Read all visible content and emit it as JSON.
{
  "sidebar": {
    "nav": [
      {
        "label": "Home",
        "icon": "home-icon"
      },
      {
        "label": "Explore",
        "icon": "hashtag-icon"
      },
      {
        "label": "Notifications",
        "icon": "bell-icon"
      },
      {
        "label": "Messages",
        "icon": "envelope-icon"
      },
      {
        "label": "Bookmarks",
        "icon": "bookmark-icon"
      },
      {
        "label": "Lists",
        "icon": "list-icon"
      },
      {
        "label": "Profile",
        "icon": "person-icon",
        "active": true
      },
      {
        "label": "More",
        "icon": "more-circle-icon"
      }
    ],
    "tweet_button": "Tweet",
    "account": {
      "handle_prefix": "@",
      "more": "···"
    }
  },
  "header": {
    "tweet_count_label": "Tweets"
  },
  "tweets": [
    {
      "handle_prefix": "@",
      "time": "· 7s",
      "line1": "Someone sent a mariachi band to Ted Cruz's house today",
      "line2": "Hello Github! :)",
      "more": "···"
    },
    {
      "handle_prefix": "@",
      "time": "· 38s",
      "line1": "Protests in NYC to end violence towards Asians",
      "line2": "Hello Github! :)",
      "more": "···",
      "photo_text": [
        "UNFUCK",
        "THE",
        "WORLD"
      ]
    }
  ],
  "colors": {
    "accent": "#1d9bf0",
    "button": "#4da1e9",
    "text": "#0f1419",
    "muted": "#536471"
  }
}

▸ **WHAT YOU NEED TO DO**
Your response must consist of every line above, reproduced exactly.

▸ **SOLVED PROBLEM**
Read all visible content and emit it as JSON.
{
  "sidebar": {
    "nav": [
      {
        "label": "Home",
        "icon": "home-icon"
      },
      {
        "label": "Explore",
        "icon": "hashtag-icon"
      },
      {
        "label": "Notifications",
        "icon": "bell-icon"
      },
      {
        "label": "Messages",
        "icon": "envelope-icon"
      },
      {
        "label": "Bookmarks",
        "icon": "bookmark-icon"
      },
      {
        "label": "Lists",
        "icon": "list-icon"
      },
      {
        "label": "Profile",
        "icon": "person-icon",
        "active": true
      },
      {
        "label": "More",
        "icon": "more-circle-icon"
      }
    ],
    "tweet_button": "Tweet",
    "account": {
      "handle_prefix": "@",
      "more": "···"
    }
  },
  "header": {
    "tweet_count_label": "Tweets"
  },
  "tweets": [
    {
      "handle_prefix": "@",
      "time": "· 7s",
      "line1": "Someone sent a mariachi band to Ted Cruz's house today",
      "line2": "Hello Github! :)",
      "more": "···"
    },
    {
      "handle_prefix": "@",
      "time": "· 38s",
      "line1": "Protests in NYC to end violence towards Asians",
      "line2": "Hello Github! :)",
      "more": "···",
      "photo_text": [
        "UNFUCK",
        "THE",
        "WORLD"
      ]
    }
  ],
  "colors": {
    "accent": "#1d9bf0",
    "button": "#4da1e9",
    "text": "#0f1419",
    "muted": "#536471"
  }
}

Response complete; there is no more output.